Increasing concern for climate change adaptation and disaster risk reduction is driving the need for more accurate and sophisticated tools of analysis to protect populations. Standards of analysis that can normalize measurements under various contexts are particularly valuable in the global arena of disaster management. One concern that may benefit from normalizing is the analysis of disaster loss trends. Previous studies have used a combination of inflation, wealth, and societal factors in their normalization of disaster loss methodologies. This study examines the various normalization methods in previous research and applies a selection of eight formulae to 50 years of disaster data in South Korea. The results show both decreasing and increasing trends in disaster damage losses based on the methods, but there are curious biases under the results that may be artifacts of Korea's unique experiences in economic development. The conclusion discusses how the case of Korea may help to clarify the optimal normalization methodology for other countries.
Bibliographical noteFunding Information:
This research was supported by the Disaster and Safety Management Institute funded by Ministry of Public Safety and Security of Korea (Grant No. MPSS-NH-2013-63) and Basic Science Research Program through the National Research Foundation of Korea (NRF) funded by the Ministry of Education (Grant No. 2015R1D1A1A01059239).

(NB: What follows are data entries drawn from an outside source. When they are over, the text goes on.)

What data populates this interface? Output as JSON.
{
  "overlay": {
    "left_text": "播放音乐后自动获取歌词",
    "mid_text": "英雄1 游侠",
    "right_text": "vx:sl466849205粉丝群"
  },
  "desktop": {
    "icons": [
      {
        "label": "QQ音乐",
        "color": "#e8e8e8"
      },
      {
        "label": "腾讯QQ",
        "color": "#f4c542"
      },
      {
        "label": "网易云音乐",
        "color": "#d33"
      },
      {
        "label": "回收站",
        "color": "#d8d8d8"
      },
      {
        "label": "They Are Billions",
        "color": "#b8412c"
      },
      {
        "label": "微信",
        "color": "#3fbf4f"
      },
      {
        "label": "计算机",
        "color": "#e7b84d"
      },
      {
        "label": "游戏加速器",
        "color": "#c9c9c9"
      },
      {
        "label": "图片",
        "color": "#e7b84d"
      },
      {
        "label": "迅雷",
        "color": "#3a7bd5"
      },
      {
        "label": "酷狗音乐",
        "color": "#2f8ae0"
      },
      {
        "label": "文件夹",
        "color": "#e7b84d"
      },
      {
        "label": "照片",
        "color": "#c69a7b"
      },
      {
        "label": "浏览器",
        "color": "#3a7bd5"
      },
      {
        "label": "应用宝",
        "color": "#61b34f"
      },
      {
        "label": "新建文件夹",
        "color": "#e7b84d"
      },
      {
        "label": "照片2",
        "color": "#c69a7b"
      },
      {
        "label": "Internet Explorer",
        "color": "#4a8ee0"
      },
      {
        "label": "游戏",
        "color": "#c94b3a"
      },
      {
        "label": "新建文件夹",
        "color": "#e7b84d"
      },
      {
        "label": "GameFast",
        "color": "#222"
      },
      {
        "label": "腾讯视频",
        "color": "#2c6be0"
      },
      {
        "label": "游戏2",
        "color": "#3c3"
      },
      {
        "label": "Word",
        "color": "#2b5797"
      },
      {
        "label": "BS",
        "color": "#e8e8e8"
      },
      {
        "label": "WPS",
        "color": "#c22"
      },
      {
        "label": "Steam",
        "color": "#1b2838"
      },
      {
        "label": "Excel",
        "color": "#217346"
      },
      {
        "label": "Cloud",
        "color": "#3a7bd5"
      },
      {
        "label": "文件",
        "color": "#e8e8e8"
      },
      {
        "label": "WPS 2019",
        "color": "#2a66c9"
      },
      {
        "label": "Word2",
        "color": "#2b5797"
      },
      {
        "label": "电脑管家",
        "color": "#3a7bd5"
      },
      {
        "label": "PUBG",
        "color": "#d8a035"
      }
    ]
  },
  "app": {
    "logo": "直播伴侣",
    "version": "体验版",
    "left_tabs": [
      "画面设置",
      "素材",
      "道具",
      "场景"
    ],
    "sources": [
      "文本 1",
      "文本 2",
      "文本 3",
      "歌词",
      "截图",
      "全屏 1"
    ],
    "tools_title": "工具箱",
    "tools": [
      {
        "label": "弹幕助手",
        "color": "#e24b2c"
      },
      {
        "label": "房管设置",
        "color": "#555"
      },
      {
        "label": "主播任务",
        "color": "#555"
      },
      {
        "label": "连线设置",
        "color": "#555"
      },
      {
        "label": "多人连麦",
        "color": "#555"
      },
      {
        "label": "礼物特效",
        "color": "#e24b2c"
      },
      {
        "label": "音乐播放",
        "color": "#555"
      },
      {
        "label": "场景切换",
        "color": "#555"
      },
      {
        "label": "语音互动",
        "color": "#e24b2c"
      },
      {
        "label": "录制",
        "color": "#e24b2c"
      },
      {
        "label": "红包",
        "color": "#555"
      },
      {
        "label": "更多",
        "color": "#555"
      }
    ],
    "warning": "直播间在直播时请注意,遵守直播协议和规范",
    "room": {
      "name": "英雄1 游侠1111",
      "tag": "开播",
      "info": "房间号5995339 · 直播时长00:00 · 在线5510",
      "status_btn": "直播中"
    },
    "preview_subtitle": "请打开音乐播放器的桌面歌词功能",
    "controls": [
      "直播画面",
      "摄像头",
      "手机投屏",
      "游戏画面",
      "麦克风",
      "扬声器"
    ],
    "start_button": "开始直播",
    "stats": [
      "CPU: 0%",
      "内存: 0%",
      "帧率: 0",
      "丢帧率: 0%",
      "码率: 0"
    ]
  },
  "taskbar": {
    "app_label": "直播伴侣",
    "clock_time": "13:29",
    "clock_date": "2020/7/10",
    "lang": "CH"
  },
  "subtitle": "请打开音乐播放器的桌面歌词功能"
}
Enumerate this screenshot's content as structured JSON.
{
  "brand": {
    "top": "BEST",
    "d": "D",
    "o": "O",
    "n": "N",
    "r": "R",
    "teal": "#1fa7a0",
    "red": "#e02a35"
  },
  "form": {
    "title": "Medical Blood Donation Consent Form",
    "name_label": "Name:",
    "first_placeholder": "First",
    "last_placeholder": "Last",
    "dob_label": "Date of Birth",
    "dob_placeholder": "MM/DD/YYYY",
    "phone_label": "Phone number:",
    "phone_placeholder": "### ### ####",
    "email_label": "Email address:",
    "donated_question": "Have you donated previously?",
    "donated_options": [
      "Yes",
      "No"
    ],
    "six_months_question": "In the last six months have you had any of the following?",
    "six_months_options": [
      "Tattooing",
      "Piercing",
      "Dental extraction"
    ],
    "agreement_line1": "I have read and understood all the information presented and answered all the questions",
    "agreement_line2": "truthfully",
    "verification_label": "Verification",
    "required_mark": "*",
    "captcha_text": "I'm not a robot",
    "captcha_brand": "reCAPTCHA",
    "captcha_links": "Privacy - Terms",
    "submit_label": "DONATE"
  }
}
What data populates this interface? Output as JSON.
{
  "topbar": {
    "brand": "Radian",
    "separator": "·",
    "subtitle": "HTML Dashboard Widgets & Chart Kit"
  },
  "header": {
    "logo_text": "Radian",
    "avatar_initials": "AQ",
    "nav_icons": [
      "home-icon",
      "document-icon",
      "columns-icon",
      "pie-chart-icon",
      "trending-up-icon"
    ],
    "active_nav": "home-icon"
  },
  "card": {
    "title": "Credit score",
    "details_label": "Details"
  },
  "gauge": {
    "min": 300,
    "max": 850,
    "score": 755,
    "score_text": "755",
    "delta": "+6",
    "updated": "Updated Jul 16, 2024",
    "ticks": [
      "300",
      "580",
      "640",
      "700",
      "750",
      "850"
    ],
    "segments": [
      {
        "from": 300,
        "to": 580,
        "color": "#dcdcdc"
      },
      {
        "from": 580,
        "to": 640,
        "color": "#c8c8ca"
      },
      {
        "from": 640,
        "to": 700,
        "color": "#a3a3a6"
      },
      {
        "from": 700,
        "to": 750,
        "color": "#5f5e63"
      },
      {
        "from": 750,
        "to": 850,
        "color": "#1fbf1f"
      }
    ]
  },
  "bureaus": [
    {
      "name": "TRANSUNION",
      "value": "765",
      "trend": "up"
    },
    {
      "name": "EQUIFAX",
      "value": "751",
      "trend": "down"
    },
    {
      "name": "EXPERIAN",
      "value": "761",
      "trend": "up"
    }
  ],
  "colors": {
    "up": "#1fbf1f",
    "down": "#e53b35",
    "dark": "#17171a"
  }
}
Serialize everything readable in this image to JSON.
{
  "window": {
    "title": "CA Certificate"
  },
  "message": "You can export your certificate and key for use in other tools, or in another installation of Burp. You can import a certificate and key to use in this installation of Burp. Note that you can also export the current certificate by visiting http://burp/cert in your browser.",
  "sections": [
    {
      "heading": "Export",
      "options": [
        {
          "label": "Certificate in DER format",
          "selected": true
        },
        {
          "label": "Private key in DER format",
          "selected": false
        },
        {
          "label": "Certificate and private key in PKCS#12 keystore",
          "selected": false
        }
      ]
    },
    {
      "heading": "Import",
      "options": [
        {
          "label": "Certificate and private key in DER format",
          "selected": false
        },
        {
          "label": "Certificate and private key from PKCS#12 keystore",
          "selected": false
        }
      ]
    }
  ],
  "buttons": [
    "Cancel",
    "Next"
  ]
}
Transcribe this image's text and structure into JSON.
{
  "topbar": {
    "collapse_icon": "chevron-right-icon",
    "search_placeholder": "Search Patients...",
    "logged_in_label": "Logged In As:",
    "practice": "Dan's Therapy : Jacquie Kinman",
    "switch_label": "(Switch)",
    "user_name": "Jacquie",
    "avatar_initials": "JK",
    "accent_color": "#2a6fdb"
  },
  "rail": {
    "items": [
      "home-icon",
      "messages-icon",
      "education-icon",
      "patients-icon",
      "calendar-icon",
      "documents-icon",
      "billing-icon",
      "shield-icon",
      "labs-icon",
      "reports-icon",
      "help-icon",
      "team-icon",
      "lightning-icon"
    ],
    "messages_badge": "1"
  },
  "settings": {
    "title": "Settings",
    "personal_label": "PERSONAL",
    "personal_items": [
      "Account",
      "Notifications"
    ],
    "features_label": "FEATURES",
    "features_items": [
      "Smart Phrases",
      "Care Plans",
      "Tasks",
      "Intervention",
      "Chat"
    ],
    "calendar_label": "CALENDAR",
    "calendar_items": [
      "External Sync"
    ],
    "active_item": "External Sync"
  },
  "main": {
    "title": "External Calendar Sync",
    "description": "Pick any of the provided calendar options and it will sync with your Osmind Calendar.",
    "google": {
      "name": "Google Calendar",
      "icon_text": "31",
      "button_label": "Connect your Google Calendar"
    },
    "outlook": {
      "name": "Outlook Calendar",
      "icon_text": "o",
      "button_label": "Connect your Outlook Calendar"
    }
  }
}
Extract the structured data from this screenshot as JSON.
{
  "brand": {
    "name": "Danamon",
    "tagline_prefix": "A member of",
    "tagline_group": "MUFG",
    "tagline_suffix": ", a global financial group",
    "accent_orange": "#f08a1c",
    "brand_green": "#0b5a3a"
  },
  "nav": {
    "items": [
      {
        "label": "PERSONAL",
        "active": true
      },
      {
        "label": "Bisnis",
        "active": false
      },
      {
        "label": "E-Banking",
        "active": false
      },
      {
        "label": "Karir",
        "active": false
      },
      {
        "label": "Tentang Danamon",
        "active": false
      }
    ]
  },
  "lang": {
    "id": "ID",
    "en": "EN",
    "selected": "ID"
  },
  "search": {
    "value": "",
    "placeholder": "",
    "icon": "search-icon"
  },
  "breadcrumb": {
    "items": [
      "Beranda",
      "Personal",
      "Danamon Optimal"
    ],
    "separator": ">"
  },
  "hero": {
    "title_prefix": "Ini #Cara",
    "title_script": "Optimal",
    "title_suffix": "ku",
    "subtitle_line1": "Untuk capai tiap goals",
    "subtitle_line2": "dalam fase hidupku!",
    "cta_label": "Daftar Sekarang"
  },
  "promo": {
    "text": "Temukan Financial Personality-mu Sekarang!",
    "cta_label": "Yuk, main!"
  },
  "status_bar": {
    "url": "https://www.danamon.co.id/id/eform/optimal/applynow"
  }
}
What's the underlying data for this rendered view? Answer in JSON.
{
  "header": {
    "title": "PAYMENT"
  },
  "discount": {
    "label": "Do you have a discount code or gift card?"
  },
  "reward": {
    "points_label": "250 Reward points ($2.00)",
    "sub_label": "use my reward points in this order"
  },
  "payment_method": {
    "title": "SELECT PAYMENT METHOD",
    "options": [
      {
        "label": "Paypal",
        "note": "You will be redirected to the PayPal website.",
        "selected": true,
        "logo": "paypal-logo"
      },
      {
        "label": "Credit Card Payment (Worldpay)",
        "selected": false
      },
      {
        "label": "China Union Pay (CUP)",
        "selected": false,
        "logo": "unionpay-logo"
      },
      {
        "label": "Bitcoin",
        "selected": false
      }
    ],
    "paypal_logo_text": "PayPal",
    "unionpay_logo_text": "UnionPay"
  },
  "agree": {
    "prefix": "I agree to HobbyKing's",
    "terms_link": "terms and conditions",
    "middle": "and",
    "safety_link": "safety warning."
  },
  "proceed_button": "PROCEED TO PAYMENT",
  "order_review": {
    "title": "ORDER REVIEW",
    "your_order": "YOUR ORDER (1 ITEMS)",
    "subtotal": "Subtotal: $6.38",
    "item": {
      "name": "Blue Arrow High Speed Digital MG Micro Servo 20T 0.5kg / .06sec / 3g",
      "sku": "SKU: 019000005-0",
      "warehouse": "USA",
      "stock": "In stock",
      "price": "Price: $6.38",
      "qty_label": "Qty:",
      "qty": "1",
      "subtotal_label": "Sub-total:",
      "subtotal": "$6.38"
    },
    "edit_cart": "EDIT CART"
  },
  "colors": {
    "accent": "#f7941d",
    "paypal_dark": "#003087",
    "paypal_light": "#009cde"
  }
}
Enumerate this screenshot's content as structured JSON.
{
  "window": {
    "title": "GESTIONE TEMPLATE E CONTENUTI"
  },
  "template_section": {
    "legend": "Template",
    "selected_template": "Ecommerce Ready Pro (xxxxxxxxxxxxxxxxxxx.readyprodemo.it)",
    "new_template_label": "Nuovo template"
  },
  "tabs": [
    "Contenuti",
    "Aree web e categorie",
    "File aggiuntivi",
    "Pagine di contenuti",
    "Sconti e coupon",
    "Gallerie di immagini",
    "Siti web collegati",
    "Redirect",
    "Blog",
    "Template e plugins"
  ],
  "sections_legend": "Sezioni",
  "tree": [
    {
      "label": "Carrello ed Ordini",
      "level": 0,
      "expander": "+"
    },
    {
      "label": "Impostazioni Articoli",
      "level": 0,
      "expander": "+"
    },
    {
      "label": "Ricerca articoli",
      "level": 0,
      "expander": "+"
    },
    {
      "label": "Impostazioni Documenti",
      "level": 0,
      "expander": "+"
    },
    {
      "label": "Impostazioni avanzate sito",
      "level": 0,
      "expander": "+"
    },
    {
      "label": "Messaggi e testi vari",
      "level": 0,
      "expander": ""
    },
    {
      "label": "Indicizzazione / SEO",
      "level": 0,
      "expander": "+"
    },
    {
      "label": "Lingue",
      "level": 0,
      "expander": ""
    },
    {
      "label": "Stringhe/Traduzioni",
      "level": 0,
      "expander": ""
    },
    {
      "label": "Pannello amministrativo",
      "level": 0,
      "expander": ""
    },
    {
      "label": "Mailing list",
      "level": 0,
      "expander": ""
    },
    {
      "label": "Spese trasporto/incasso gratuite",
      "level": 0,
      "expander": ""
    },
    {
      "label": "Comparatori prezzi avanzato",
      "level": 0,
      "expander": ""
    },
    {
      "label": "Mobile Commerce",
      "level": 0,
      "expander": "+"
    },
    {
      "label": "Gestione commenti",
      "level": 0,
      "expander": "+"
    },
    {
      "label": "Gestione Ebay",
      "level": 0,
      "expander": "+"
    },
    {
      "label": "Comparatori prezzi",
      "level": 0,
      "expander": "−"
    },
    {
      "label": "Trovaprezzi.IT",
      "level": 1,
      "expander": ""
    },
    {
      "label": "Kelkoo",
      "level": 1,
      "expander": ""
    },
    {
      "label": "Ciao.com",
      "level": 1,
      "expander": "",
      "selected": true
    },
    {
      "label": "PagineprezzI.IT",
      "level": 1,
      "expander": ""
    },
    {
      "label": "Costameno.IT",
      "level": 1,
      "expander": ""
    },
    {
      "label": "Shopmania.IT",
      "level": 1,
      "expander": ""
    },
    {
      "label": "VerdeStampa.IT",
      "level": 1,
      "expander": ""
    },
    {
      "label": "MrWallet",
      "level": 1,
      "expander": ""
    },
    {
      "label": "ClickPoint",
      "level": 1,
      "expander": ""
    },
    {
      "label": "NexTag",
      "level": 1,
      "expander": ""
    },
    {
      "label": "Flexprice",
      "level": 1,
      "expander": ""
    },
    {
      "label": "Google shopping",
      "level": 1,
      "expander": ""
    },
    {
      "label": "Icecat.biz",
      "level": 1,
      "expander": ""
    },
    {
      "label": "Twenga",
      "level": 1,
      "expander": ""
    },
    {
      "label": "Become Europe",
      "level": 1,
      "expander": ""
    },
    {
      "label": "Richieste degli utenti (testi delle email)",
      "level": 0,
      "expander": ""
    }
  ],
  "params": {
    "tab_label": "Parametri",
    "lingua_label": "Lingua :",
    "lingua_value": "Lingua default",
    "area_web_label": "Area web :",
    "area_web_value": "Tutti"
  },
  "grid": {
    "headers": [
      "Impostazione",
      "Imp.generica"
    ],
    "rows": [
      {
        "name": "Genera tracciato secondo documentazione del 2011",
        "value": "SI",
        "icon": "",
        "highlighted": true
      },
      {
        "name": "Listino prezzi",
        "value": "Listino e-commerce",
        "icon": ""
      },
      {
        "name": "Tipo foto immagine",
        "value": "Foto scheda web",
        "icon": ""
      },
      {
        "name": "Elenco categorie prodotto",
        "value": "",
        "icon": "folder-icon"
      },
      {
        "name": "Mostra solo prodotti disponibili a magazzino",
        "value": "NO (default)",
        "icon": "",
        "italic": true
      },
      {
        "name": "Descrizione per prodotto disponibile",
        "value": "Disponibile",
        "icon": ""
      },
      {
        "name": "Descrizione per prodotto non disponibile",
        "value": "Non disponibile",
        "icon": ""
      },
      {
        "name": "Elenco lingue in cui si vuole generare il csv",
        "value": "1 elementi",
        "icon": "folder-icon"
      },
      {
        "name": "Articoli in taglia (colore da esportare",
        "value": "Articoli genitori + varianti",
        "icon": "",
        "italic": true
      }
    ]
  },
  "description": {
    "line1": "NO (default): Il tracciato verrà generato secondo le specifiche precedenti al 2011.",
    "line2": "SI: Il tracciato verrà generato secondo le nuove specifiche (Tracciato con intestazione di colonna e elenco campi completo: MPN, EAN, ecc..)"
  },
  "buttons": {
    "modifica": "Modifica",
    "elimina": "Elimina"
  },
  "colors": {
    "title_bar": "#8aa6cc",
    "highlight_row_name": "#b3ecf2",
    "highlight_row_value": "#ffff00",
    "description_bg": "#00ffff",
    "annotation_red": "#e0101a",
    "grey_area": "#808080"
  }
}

All Science Journal Classification (ASJC) codes
- Safety, Risk, Reliability and Quality
- Physiology (medical)